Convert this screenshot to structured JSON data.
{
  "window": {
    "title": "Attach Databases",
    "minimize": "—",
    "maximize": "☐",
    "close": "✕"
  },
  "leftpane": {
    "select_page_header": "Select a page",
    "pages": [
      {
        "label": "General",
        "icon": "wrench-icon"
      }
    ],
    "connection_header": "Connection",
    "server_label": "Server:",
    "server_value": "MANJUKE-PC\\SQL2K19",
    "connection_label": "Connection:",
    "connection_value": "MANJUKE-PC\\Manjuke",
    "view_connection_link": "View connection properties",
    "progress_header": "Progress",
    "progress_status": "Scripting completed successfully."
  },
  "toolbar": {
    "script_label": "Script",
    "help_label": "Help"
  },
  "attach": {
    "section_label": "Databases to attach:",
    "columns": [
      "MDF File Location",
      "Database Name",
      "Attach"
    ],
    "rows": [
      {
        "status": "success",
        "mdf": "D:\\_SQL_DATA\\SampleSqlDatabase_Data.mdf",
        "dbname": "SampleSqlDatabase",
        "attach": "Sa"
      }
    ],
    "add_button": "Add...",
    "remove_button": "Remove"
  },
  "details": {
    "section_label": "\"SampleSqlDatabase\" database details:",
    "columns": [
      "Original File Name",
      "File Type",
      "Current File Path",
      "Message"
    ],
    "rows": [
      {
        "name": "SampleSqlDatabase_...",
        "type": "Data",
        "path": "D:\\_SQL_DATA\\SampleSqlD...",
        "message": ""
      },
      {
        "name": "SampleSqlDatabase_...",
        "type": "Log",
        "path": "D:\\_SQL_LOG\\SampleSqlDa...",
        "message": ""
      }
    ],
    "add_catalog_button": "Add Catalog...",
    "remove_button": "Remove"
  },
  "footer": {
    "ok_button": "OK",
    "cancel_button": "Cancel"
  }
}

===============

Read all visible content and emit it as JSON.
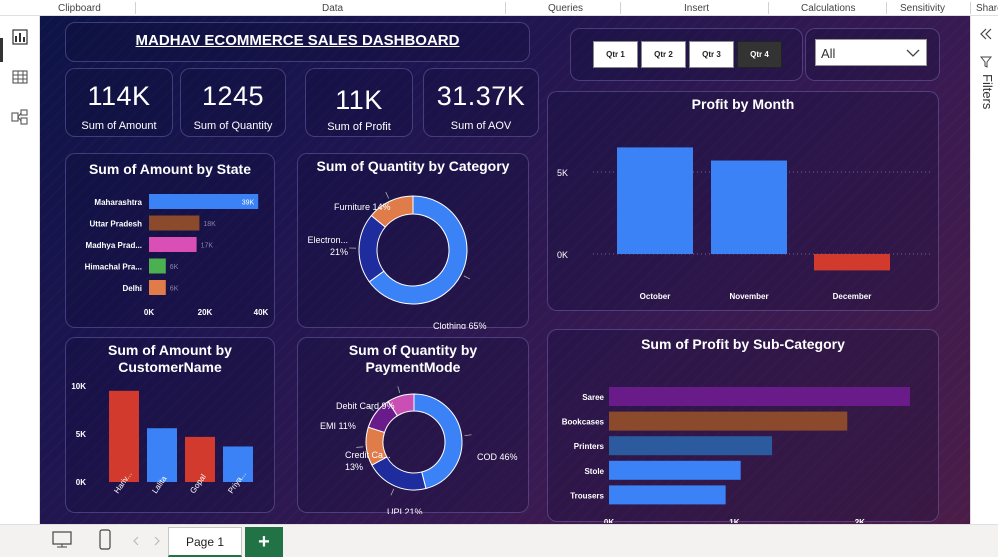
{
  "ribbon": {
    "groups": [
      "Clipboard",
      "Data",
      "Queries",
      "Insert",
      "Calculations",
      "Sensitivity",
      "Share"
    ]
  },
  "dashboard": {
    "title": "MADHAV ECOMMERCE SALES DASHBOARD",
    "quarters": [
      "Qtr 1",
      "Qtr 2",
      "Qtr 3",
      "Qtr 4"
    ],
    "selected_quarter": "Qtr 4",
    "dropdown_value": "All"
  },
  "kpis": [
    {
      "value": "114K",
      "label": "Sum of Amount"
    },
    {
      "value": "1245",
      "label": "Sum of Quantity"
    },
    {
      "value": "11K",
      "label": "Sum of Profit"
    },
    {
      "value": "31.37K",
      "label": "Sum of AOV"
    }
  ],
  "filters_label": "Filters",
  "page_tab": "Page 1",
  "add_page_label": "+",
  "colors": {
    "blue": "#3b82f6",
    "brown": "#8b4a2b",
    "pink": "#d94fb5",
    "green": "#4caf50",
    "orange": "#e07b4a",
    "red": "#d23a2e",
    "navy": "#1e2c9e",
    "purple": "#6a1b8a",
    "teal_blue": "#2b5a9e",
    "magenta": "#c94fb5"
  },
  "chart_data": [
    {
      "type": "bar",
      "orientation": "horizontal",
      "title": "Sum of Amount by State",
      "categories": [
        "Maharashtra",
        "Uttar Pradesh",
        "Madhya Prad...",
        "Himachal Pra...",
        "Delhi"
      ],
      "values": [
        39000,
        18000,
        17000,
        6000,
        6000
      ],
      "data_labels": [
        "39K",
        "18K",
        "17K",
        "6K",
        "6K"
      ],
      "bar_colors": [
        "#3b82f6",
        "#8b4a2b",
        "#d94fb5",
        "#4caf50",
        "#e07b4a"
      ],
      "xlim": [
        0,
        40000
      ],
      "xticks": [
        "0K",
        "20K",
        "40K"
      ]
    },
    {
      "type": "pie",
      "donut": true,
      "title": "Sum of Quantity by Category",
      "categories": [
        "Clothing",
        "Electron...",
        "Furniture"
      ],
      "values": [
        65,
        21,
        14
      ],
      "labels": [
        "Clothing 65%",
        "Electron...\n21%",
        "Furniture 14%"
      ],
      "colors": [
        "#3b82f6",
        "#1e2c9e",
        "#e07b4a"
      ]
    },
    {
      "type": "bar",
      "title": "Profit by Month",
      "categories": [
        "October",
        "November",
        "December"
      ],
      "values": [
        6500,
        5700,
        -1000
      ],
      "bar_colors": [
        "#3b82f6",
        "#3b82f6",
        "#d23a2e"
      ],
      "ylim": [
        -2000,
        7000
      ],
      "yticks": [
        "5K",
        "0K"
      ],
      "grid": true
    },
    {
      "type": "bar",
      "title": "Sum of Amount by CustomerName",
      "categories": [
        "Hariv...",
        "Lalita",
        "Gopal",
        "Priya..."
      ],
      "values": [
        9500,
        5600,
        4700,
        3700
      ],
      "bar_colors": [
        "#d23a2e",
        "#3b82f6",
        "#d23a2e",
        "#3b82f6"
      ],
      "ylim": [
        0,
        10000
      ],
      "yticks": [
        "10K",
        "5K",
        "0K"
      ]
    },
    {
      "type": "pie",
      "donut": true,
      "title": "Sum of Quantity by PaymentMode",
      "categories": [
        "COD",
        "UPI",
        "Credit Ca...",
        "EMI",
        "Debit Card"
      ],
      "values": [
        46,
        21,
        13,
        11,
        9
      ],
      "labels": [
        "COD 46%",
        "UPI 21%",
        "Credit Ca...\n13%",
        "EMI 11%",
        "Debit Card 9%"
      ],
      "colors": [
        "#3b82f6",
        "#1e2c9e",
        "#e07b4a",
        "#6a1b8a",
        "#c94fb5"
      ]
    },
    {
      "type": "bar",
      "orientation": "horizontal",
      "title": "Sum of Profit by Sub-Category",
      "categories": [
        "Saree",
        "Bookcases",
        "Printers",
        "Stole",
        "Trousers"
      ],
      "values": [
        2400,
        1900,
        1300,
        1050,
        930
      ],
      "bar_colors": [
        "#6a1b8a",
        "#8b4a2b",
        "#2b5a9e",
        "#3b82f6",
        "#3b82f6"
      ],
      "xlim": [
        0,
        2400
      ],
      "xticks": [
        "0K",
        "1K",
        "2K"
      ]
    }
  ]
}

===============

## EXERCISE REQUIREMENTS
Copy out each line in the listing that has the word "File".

## EXERCISE ANSWER
      "MDF File Location",
      "Original File Name",
      "File Type",
      "Current File Path",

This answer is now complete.